TASK DETAILS:
In the records below, find every line that contains "Activer" and list it.

-- EXTRACTED INFORMATION follows --

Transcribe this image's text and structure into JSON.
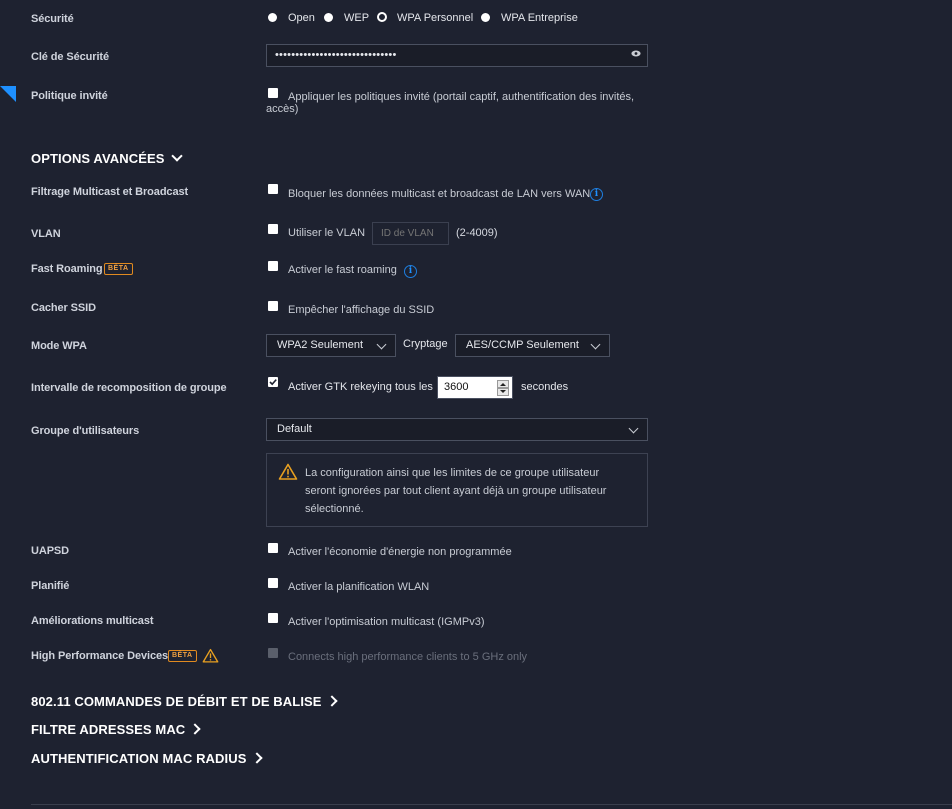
{
  "security": {
    "label": "Sécurité",
    "options": [
      "Open",
      "WEP",
      "WPA Personnel",
      "WPA Entreprise"
    ],
    "selected": "WPA Personnel"
  },
  "security_key": {
    "label": "Clé de Sécurité",
    "value": "••••••••••••••••••••••••••••••"
  },
  "guest_policy": {
    "label": "Politique invité",
    "checkbox_text_line1": "Appliquer les politiques invité (portail captif, authentification des invités,",
    "checkbox_text_line2": "accès)"
  },
  "advanced": {
    "title": "OPTIONS AVANCÉES",
    "multicast_filter": {
      "label": "Filtrage Multicast et Broadcast",
      "text": "Bloquer les données multicast et broadcast de LAN vers WAN"
    },
    "vlan": {
      "label": "VLAN",
      "text": "Utiliser le VLAN",
      "placeholder": "ID de VLAN",
      "range": "(2-4009)"
    },
    "fast_roaming": {
      "label": "Fast Roaming",
      "badge": "BÊTA",
      "text": "Activer le fast roaming"
    },
    "hide_ssid": {
      "label": "Cacher SSID",
      "text": "Empêcher l'affichage du SSID"
    },
    "wpa_mode": {
      "label": "Mode WPA",
      "value": "WPA2 Seulement",
      "encryption_label": "Cryptage",
      "encryption_value": "AES/CCMP Seulement"
    },
    "group_rekey": {
      "label": "Intervalle de recomposition de groupe",
      "text": "Activer GTK rekeying tous les",
      "value": "3600",
      "unit": "secondes",
      "checked": true
    },
    "user_group": {
      "label": "Groupe d'utilisateurs",
      "value": "Default",
      "warning_line1": "La configuration ainsi que les limites de ce groupe utilisateur",
      "warning_line2": "seront ignorées par tout client ayant déjà un groupe utilisateur",
      "warning_line3": "sélectionné."
    },
    "uapsd": {
      "label": "UAPSD",
      "text": "Activer l'économie d'énergie non programmée"
    },
    "scheduled": {
      "label": "Planifié",
      "text": "Activer la planification WLAN"
    },
    "multicast_enh": {
      "label": "Améliorations multicast",
      "text": "Activer l'optimisation multicast (IGMPv3)"
    },
    "hpd": {
      "label": "High Performance Devices",
      "badge": "BÊTA",
      "text": "Connects high performance clients to 5 GHz only"
    }
  },
  "sections": {
    "rates": "802.11 COMMANDES DE DÉBIT ET DE BALISE",
    "mac_filter": "FILTRE ADRESSES MAC",
    "radius_mac": "AUTHENTIFICATION MAC RADIUS"
  },
  "colors": {
    "background": "#1e2230",
    "accent": "#1e90ff",
    "beta": "#e08a20"
  }
}
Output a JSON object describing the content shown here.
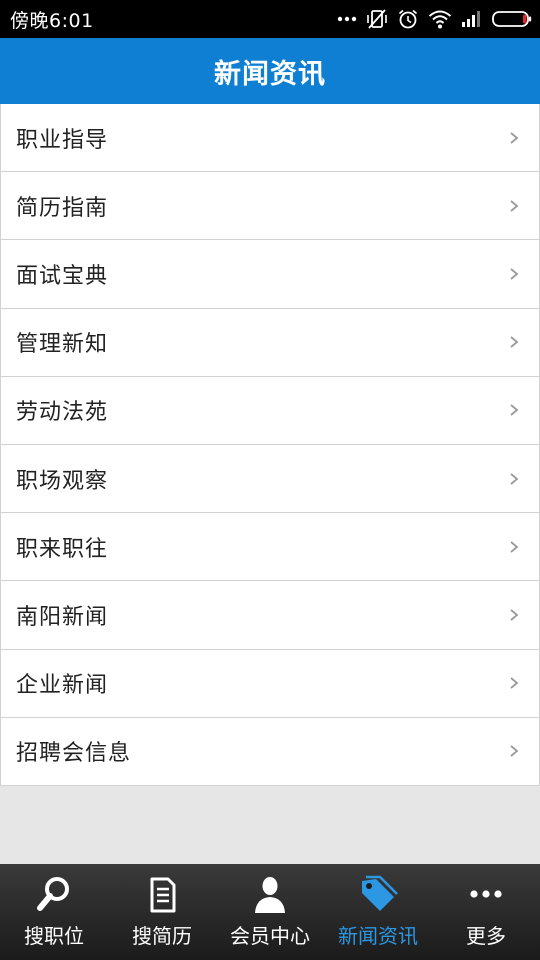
{
  "status_bar": {
    "time": "傍晚6:01",
    "icons": [
      "more-dots-icon",
      "vibrate-off-icon",
      "alarm-icon",
      "wifi-icon",
      "signal-icon",
      "battery-icon"
    ]
  },
  "header": {
    "title": "新闻资讯"
  },
  "menu": {
    "items": [
      {
        "label": "职业指导"
      },
      {
        "label": "简历指南"
      },
      {
        "label": "面试宝典"
      },
      {
        "label": "管理新知"
      },
      {
        "label": "劳动法苑"
      },
      {
        "label": "职场观察"
      },
      {
        "label": "职来职往"
      },
      {
        "label": "南阳新闻"
      },
      {
        "label": "企业新闻"
      },
      {
        "label": "招聘会信息"
      }
    ]
  },
  "tabbar": {
    "tabs": [
      {
        "label": "搜职位",
        "icon": "search-icon",
        "active": false
      },
      {
        "label": "搜简历",
        "icon": "document-icon",
        "active": false
      },
      {
        "label": "会员中心",
        "icon": "user-icon",
        "active": false
      },
      {
        "label": "新闻资讯",
        "icon": "tag-icon",
        "active": true
      },
      {
        "label": "更多",
        "icon": "more-icon",
        "active": false
      }
    ]
  },
  "colors": {
    "header_blue": "#0f7fd3",
    "active_tab": "#2c97e3",
    "battery_red": "#e8262a"
  }
}
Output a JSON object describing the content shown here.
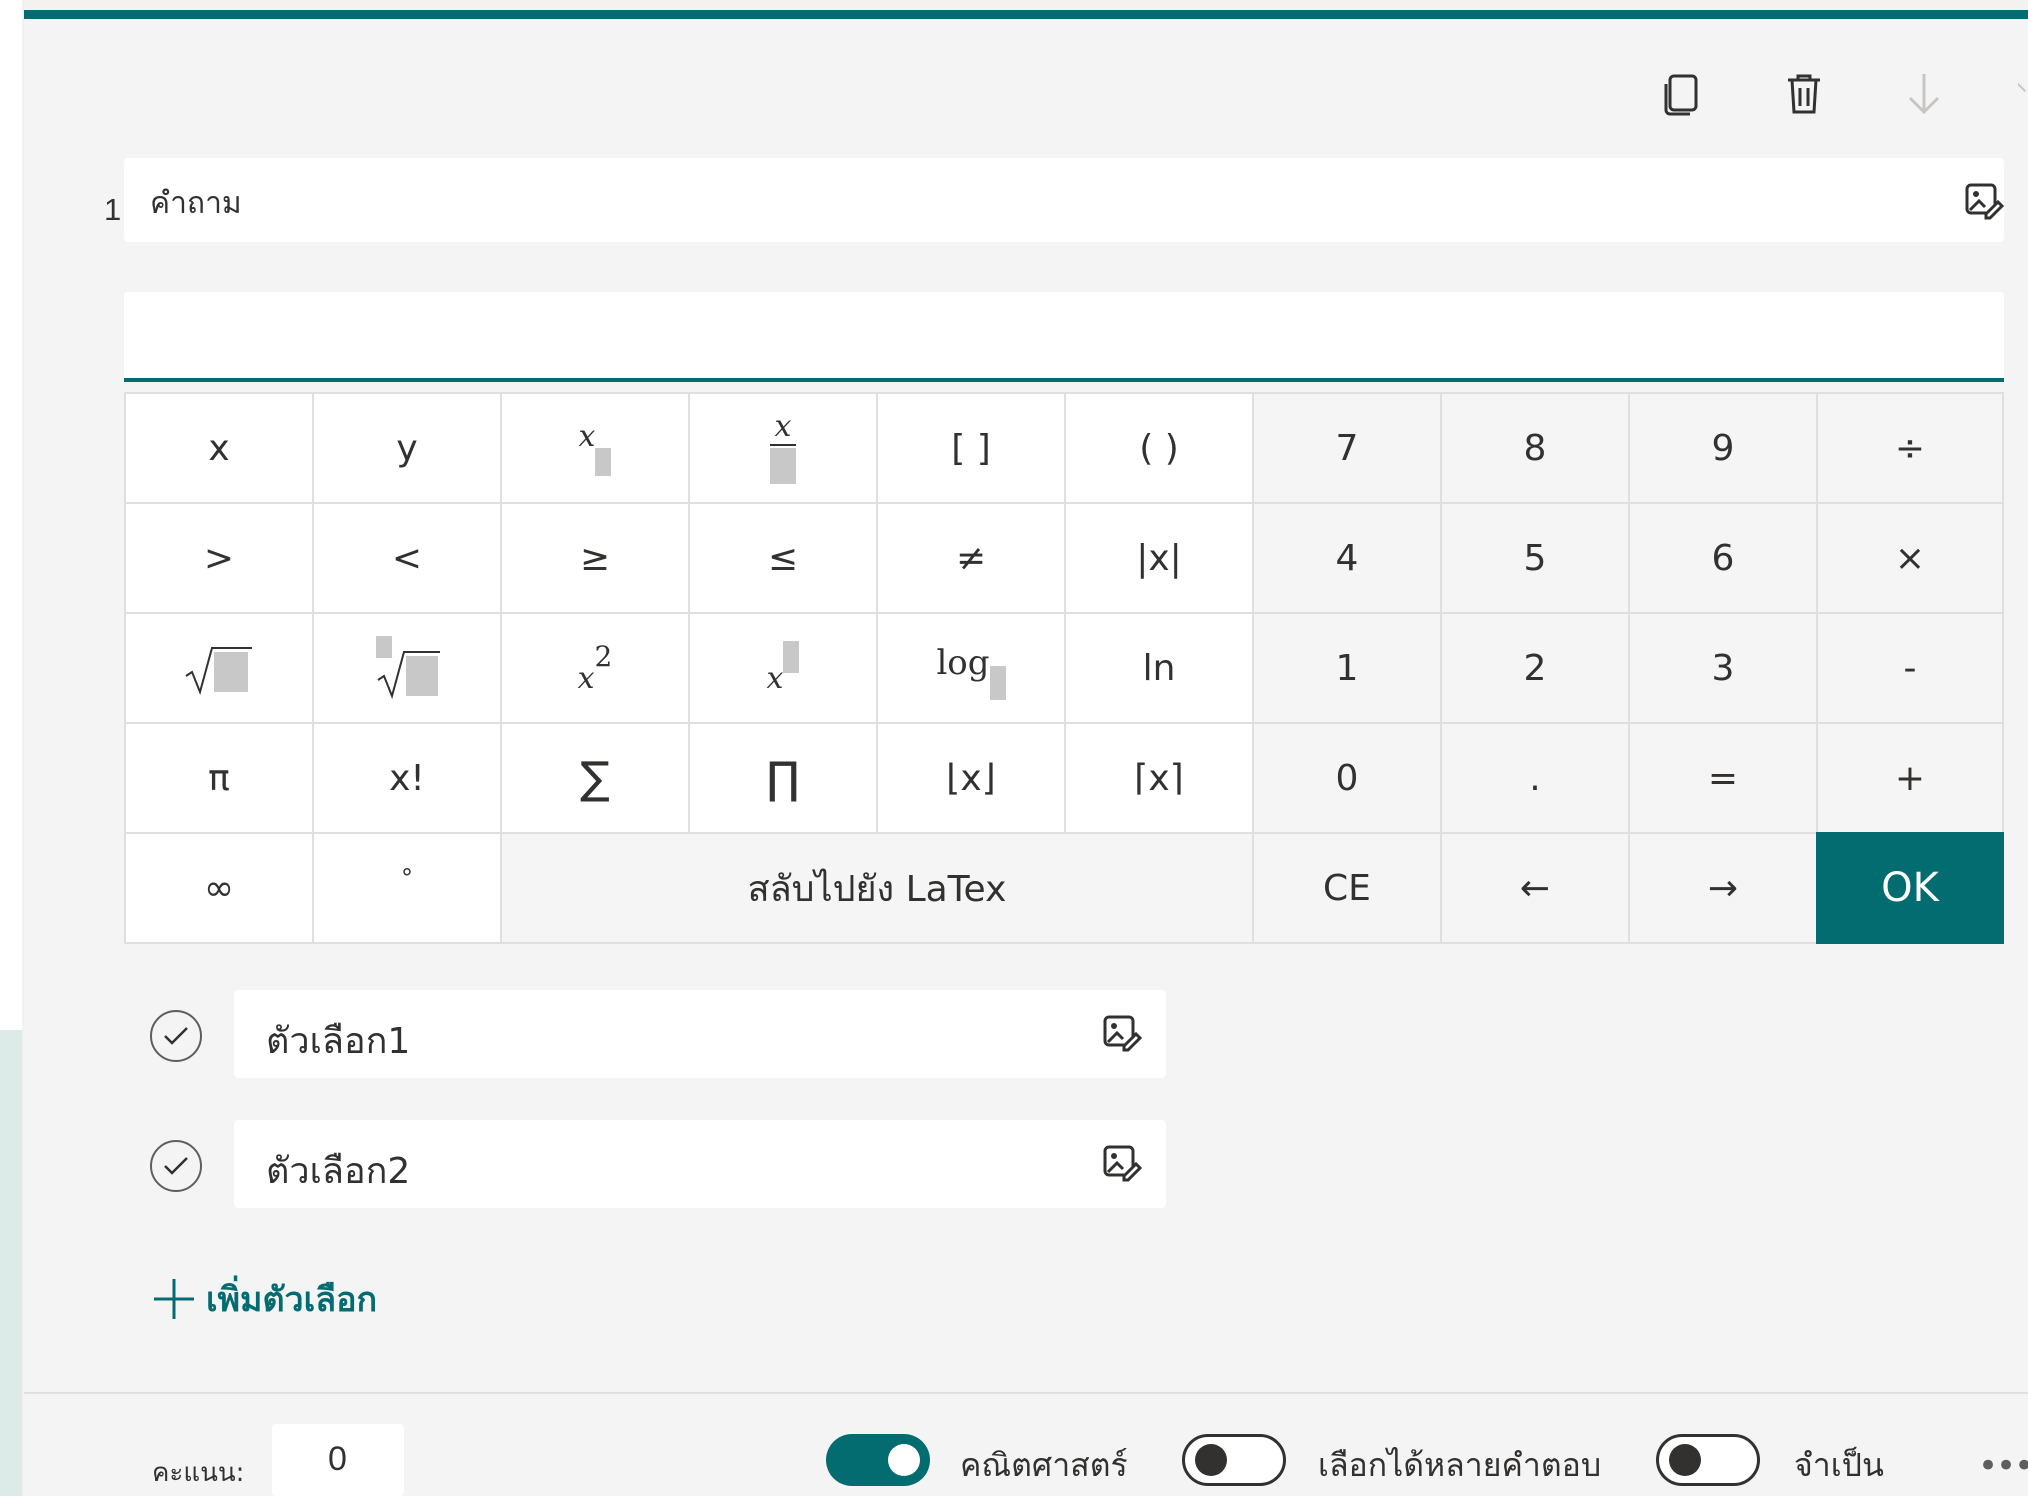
{
  "question": {
    "number": "1.",
    "placeholder": "คำถาม",
    "image_icon": "insert-image-icon"
  },
  "toolbar": {
    "icons": [
      "copy-icon",
      "delete-icon",
      "move-down-icon",
      "move-up-icon"
    ]
  },
  "math_input": {
    "value": ""
  },
  "keypad": {
    "row1": [
      "x",
      "y",
      "",
      "",
      "[ ]",
      "( )",
      "7",
      "8",
      "9",
      "÷"
    ],
    "row2": [
      ">",
      "<",
      "≥",
      "≤",
      "≠",
      "|x|",
      "4",
      "5",
      "6",
      "×"
    ],
    "row3": [
      "",
      "",
      "",
      "",
      "log",
      "ln",
      "1",
      "2",
      "3",
      "-"
    ],
    "row4": [
      "π",
      "x!",
      "∑",
      "∏",
      "⌊x⌋",
      "⌈x⌉",
      "0",
      ".",
      "=",
      "+"
    ],
    "row5": [
      "∞",
      "°",
      "สลับไปยัง LaTex",
      "CE",
      "←",
      "→",
      "OK"
    ],
    "sub_x": "x",
    "frac_x": "x",
    "sq_x": "x",
    "sq_2": "2",
    "pow_x": "x"
  },
  "options": [
    {
      "label": "ตัวเลือก1"
    },
    {
      "label": "ตัวเลือก2"
    }
  ],
  "add_option": "เพิ่มตัวเลือก",
  "footer": {
    "points_label": "คะแนน:",
    "points_value": "0",
    "toggles": [
      {
        "label": "คณิตศาสตร์",
        "on": true
      },
      {
        "label": "เลือกได้หลายคำตอบ",
        "on": false
      },
      {
        "label": "จำเป็น",
        "on": false
      }
    ],
    "more": "•••"
  },
  "colors": {
    "accent": "#036c70",
    "background": "#f4f4f4",
    "key_border": "#e1dfdd"
  }
}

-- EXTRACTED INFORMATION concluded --

TASK ANSWER:
      "text": "Activer le fast roaming"
      "text": "Activer GTK rekeying tous les",
      "text": "Activer l'économie d'énergie non programmée"
      "text": "Activer la planification WLAN"
      "text": "Activer l'optimisation multicast (IGMPv3)"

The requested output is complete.